Why is urban local management failing?
Urban local bodies have limited sources of revenue, the largest being the property tax. But most municipalities struggle to assess this, let alone raise the tax quantum. This means that there is a massive shortage of money for municipal services, including solid waste management. According to “Not in My Backyard: Status of Solid Waste Management in Indian Cities”, a book published by Delhi-based Centre for Science and Environment, municipalities have meagre sources of revenue. A reserve bank report found the total revenue of the municipal sector to be a mere 0.75 per cent of India’s gross domestic product. Similarly, municipal revenue forms a little over two per cent of the combined revenue of the Central and state governments. The bad news, RBI said, is that this revenue was declining. A report by Ministry of Urban Development on infrastructure needs of cities corroborates this. The report found that the revenues from property tax in different states are in the range of 0.16 and 0.24 per cent of the GDP of India. It also found that when all revenue receipts from urban services, including professional and user fees charged by municipalities, were put together, the cost recovery was abysmal.

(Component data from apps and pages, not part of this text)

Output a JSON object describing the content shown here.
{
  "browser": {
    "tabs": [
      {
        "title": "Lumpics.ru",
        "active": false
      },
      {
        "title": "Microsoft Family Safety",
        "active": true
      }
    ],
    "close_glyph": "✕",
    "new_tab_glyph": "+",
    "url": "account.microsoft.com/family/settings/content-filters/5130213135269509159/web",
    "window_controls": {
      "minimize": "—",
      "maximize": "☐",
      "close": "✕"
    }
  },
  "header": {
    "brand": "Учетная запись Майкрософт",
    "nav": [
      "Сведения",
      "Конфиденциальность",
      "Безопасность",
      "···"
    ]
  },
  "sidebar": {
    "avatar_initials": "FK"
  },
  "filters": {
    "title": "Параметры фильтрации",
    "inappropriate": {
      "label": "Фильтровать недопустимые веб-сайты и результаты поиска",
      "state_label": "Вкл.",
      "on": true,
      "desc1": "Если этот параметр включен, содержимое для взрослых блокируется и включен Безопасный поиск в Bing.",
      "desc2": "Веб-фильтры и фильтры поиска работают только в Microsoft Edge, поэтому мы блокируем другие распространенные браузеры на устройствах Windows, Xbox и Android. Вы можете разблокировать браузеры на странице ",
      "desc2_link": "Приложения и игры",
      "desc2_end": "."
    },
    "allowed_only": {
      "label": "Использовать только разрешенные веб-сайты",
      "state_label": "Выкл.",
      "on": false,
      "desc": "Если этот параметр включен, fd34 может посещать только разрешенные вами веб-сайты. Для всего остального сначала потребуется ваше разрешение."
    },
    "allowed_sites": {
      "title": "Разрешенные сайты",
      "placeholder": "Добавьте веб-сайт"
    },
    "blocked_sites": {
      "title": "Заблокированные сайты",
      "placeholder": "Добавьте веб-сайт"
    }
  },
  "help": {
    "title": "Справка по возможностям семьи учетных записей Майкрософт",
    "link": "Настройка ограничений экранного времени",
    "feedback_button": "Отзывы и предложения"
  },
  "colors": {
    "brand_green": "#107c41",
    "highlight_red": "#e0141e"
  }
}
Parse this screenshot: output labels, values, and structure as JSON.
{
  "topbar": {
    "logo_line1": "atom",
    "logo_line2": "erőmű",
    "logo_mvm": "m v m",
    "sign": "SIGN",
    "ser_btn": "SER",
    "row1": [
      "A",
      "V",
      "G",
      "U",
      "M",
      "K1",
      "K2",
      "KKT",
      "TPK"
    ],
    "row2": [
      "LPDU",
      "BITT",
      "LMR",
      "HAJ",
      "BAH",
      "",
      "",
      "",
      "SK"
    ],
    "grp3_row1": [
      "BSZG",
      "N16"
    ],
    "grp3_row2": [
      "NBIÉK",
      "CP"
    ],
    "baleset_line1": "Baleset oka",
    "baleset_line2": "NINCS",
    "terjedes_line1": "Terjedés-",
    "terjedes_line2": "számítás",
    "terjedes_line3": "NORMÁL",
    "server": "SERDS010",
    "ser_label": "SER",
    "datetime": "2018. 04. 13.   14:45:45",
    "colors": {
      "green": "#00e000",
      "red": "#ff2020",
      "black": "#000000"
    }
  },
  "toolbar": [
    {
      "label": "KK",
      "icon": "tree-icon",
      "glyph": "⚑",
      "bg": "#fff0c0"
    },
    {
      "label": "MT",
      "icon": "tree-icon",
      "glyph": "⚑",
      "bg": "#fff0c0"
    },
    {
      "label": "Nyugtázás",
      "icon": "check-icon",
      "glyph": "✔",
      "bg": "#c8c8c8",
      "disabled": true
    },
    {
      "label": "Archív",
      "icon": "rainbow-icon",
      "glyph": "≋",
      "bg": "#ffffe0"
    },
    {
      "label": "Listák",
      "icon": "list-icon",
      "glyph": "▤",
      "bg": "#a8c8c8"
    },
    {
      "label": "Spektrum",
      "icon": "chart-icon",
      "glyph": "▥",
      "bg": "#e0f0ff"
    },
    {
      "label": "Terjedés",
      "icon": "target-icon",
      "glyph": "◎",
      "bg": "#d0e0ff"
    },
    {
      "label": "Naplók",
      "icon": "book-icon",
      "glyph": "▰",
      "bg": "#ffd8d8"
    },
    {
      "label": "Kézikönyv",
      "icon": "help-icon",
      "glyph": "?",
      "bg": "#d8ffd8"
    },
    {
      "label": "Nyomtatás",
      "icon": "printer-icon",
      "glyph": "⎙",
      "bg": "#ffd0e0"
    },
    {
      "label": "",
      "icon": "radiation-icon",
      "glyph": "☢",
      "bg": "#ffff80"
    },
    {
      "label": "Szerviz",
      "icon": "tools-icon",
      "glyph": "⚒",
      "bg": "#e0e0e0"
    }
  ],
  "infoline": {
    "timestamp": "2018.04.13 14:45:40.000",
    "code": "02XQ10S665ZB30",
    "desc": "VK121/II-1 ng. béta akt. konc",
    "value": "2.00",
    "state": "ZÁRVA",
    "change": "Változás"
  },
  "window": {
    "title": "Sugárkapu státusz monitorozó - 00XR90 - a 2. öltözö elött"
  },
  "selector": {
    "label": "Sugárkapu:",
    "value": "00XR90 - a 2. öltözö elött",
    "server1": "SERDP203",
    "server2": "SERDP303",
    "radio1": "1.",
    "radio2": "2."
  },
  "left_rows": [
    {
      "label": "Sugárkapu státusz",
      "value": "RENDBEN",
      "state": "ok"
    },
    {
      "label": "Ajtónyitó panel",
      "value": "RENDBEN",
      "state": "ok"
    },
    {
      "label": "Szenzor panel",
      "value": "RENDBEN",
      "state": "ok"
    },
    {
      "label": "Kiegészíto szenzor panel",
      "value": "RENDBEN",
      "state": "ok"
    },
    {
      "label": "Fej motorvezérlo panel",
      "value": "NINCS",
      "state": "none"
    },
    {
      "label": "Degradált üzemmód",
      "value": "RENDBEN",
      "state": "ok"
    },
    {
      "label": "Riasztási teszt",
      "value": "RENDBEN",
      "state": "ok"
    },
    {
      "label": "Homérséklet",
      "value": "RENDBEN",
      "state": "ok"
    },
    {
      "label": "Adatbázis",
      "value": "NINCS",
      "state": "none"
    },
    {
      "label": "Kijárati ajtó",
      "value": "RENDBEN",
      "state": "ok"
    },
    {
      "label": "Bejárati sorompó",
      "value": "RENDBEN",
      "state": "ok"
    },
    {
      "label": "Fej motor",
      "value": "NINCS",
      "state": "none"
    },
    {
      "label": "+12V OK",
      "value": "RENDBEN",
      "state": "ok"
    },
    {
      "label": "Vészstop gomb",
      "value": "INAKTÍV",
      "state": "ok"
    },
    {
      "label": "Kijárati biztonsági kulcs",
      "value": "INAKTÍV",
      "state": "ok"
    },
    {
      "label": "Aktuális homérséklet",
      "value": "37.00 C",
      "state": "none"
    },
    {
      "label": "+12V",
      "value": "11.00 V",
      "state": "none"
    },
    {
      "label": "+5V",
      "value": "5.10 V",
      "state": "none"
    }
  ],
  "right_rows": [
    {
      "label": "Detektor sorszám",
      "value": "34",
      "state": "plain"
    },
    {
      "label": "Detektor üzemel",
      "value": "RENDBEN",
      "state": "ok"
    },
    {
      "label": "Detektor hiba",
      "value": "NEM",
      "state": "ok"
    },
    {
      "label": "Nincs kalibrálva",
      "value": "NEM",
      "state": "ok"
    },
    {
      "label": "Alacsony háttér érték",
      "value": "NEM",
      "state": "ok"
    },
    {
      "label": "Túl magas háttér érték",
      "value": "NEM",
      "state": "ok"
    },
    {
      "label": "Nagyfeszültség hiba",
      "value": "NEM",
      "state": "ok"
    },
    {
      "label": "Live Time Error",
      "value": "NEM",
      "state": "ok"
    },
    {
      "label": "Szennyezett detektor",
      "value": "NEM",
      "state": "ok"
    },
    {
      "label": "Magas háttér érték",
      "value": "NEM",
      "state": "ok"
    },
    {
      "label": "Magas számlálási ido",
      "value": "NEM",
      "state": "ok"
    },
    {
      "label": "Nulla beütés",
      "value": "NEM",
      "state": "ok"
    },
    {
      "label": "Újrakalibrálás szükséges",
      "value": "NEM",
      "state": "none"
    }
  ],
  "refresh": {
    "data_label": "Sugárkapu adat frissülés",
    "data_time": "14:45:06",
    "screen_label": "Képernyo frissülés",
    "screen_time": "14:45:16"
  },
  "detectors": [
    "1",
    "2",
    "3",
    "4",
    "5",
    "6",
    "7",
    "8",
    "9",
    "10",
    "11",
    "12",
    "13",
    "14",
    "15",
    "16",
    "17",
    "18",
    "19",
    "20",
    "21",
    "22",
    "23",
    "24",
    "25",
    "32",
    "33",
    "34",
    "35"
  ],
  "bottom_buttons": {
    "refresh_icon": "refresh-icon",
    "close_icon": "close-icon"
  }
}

Funds released, but where did they go?
As per Delhi government’s record, EDMC received Rs 399 crore in 2012-2013, Rs 416 crore in 2013-2014 and Rs 441 crore in 2014-2015. But in 2015-2016, the fund allocated were Rs. 702 crore and already Rs. 609 crore were released in the financial year 2016-2017.
In 2012-13—the first year after the trifurcation of Municipal Corporation of Delhi—the EDMC’s finances were in order. Delhi’s three corporations have admitted receiving 100 per cent of the non-plan funds: Rs 892.92 crore for North MCD, Rs 465.53 crore for East MCD and Rs 830 crore for South MCD, under the non-planned head for the current financial year, which will end on March 31. Around 90 per cent of the non-planned allocation is for payment of salaries, then why have the employees not been paid their salaries and where has all the money gone into despite an increase in the fund?
Is there a way out?
On January 9 this year, Delhi government released Rs 119 crore to pay sanitation staff’s salary. Two months’ dues were cleared with this money. However, the arrears have not been paid yet. Therefore, few sanitation workers have continued the strike in hope for a permanent solution.
The standing committee chairman of the EDMC, Jitendra Chaudhary, informed that a meeting was held with the sanitation workers on January 13 and the strike will be called off soon. When asked if the arrears have been paid to the sanitation workers, he said it would be done once the Delhi government implements the recommendations by Fourth Finance Commission.
According to a 2013 Fourth Finance Commission report, 100 per cent entertainment and property taxes, along with 12.5 per cent (against the present 9.5 per cent) of the remaining taxes (including cesses and fees among others) of the government be put in a “divisible pool”. Half this money would be divided among the three corporations as per population or area; the other half should go to deficient areas, which primarily mean east and north corporations. The commission also recommends a greater share for the Delhi government in the Centre’s taxes—at par with other states—and therefore, its recommendations cannot be implemented selectively but only after an agreement between all parties concerned.
(Views expressed are strictly those of Down to Earth.)